NEW YORK—Three months after losing musical and life partner Nick Ashford, Valerie Simpson acknowledges that she still has a hard time performing any of the classic songs they created together.
"I get a big lump in my throat when I try to sing one of our songs right now," she said.
She'll get a little help next week as Usher is set to sing from the Ashford & Simpson catalog for what promises to be a poignant moment in the usually upbeat Grammy nominations prime-time special. It will be part of a joint tribute to Ashford and Jerry Leiber, and will also feature Mike Stoller, who was Leiber's longtime writing partner.
Leiber and Stoller wrote classics such as "Hound Dog," "Jailhouse Rock," "Yakety Yak" and other hit songs that came to define early rock `n' roll.
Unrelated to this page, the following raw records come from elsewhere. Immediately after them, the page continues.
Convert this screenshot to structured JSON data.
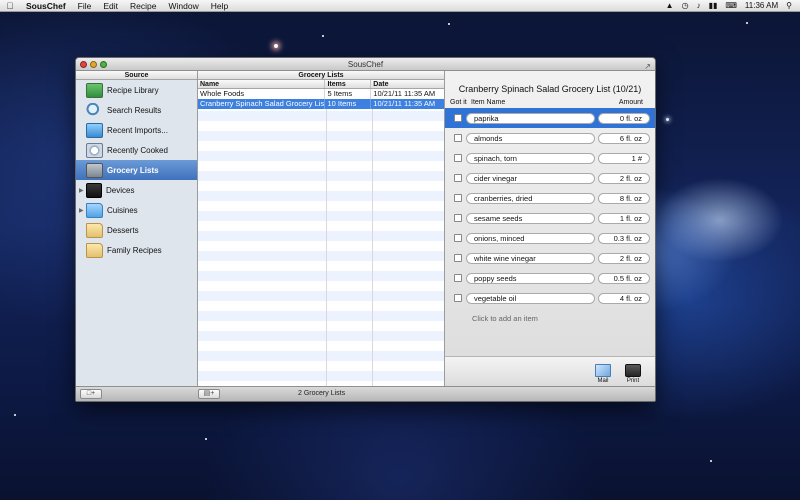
{
  "menubar": {
    "apple_icon": "apple-logo-icon",
    "items": [
      "SousChef",
      "File",
      "Edit",
      "Recipe",
      "Window",
      "Help"
    ],
    "clock": "11:36 AM",
    "status_icons": [
      "wifi-icon",
      "timemachine-icon",
      "volume-icon",
      "battery-icon",
      "keyboard-icon",
      "spotlight-icon"
    ]
  },
  "window": {
    "title": "SousChef"
  },
  "source": {
    "header": "Source",
    "items": [
      {
        "label": "Recipe Library",
        "icon": "recipe-library-icon"
      },
      {
        "label": "Search Results",
        "icon": "search-results-icon"
      },
      {
        "label": "Recent Imports...",
        "icon": "recent-imports-icon"
      },
      {
        "label": "Recently Cooked",
        "icon": "recently-cooked-icon"
      },
      {
        "label": "Grocery Lists",
        "icon": "grocery-list-icon",
        "selected": true
      },
      {
        "label": "Devices",
        "icon": "devices-icon"
      },
      {
        "label": "Cuisines",
        "icon": "folder-icon"
      },
      {
        "label": "Desserts",
        "icon": "folder-icon"
      },
      {
        "label": "Family Recipes",
        "icon": "folder-icon"
      }
    ]
  },
  "lists": {
    "header": "Grocery Lists",
    "columns": [
      "Name",
      "Items",
      "Date"
    ],
    "rows": [
      {
        "name": "Whole Foods",
        "items": "5 Items",
        "date": "10/21/11 11:35 AM"
      },
      {
        "name": "Cranberry Spinach Salad Grocery Lis...",
        "items": "10 Items",
        "date": "10/21/11 11:35 AM",
        "selected": true
      }
    ]
  },
  "detail": {
    "title": "Cranberry Spinach Salad Grocery List (10/21)",
    "col_got": "Got it",
    "col_name": "Item Name",
    "col_amount": "Amount",
    "items": [
      {
        "name": "paprika",
        "amount": "0 fl. oz"
      },
      {
        "name": "almonds",
        "amount": "6 fl. oz"
      },
      {
        "name": "spinach, torn",
        "amount": "1 #"
      },
      {
        "name": "cider vinegar",
        "amount": "2 fl. oz"
      },
      {
        "name": "cranberries, dried",
        "amount": "8 fl. oz"
      },
      {
        "name": "sesame seeds",
        "amount": "1 fl. oz"
      },
      {
        "name": "onions, minced",
        "amount": "0.3 fl. oz"
      },
      {
        "name": "white wine vinegar",
        "amount": "2 fl. oz"
      },
      {
        "name": "poppy seeds",
        "amount": "0.5 fl. oz"
      },
      {
        "name": "vegetable oil",
        "amount": "4 fl. oz"
      }
    ],
    "add_hint": "Click to add an item",
    "mail_label": "Mail",
    "print_label": "Print"
  },
  "status": {
    "add_folder_button": "+",
    "add_list_button": "+",
    "count_text": "2 Grocery Lists"
  }
}
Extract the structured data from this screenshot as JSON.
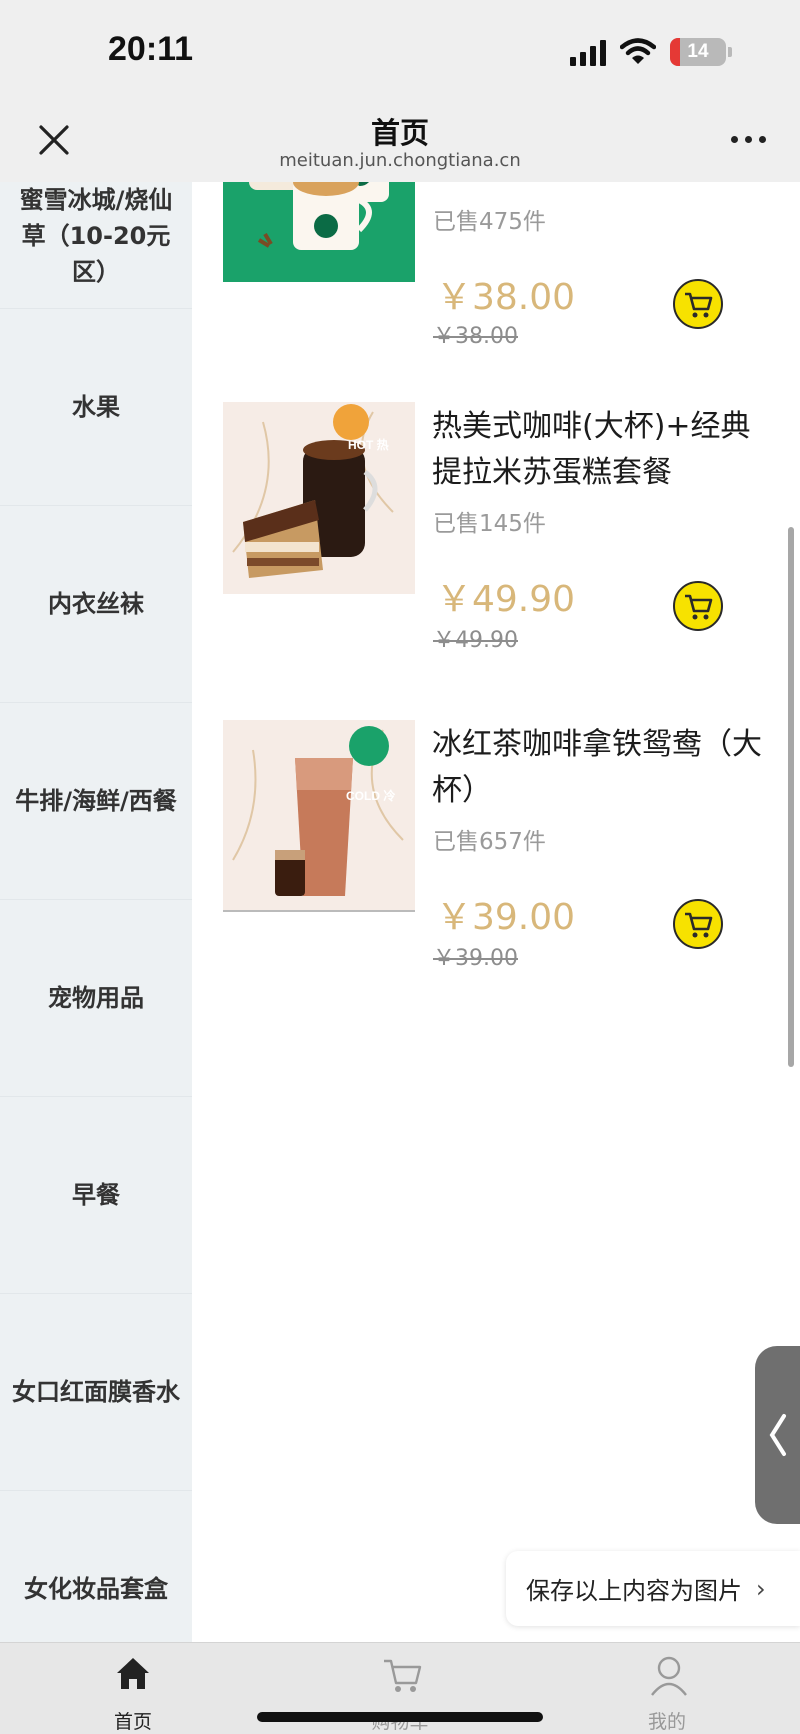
{
  "status_bar": {
    "time": "20:11",
    "battery": "14"
  },
  "nav": {
    "title": "首页",
    "url": "meituan.jun.chongtiana.cn"
  },
  "sidebar": {
    "items": [
      {
        "label": "蜜雪冰城/烧仙草（10-20元区）"
      },
      {
        "label": "水果"
      },
      {
        "label": "内衣丝袜"
      },
      {
        "label": "牛排/海鲜/西餐"
      },
      {
        "label": "宠物用品"
      },
      {
        "label": "早餐"
      },
      {
        "label": "女口红面膜香水"
      },
      {
        "label": "女化妆品套盒"
      }
    ]
  },
  "products": [
    {
      "name": "",
      "sold": "已售475件",
      "price": "￥38.00",
      "original_price": "￥38.00"
    },
    {
      "name": "热美式咖啡(大杯)+经典提拉米苏蛋糕套餐",
      "badge": "HOT 热",
      "sold": "已售145件",
      "price": "￥49.90",
      "original_price": "￥49.90"
    },
    {
      "name": "冰红茶咖啡拿铁鸳鸯（大杯）",
      "badge": "COLD 冷",
      "sold": "已售657件",
      "price": "￥39.00",
      "original_price": "￥39.00"
    }
  ],
  "save_image": {
    "label": "保存以上内容为图片",
    "chevron": "›"
  },
  "tab_bar": {
    "tabs": [
      {
        "label": "首页",
        "icon": "home-icon",
        "active": true
      },
      {
        "label": "购物车",
        "icon": "cart-icon",
        "active": false
      },
      {
        "label": "我的",
        "icon": "user-icon",
        "active": false
      }
    ]
  },
  "colors": {
    "price": "#d8b77a",
    "cart_button": "#f7e200",
    "sidebar_bg": "#edf1f3",
    "starbucks_green": "#1aa26a"
  }
}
Ashford and Simpson helped define the Motown sound with hits like "Ain't No Mountain High Enough," "Reach Out and Touch Somebody's Hand" and "You're All I Need to Get By," as well as soul hits for themselves and others.
"I knew both Jerry Leiber and Nick very well," said Ken Ehrlich, producer of the nominations special and the Grammy broadcast, on Monday. "It was pretty rough for me in August when they both passed away. ... We lost two of the greatest songwriters of the formative rock and R&B era."
The tribute will be a change in tone for the fourth annual special, to air live from the
But Ehrlich didn't want to wait until the Feb. 12 Grammy broadcast to honor the lost legends.
"It felt to me like it might be appropriate to do it at the end of the year, closer to the time of their passing," he said.
The segment will feature both Simpson and Stoller on separate pianos, as Usher sings. Simpson says she might join in when Usher sings one of their songs, which she expects to be "You're All I Need to Get By," but she's happy not to be doing most of the singing.
"It certainly would make it a lot easier," she said of Usher performing. "I will be very happy to lean on him."
She called the death of her husband, with whom she had two daughters, "the most difficult thing I've had to do in my life."
Simpson said his illness came quickly. "Nobody ever really thought of him being sick, and he really wasn't until the very end," she said.
The pair were married for 36 years. She said she still goes to their New York City restaurant and club, the Sugar Bar, where they nurtured upcoming talent over the years, and doesn't rule out writing music on her own.
"I figure the residue of what he leaves here will give me something to carry on with," she said. "I expect he'll be whispering in my ear and pointing me in a direction that is right, in time."
Nekesa Mumbi Moody is the AP's music writer. Follow her at http://www.twitter.com/nekesamumbi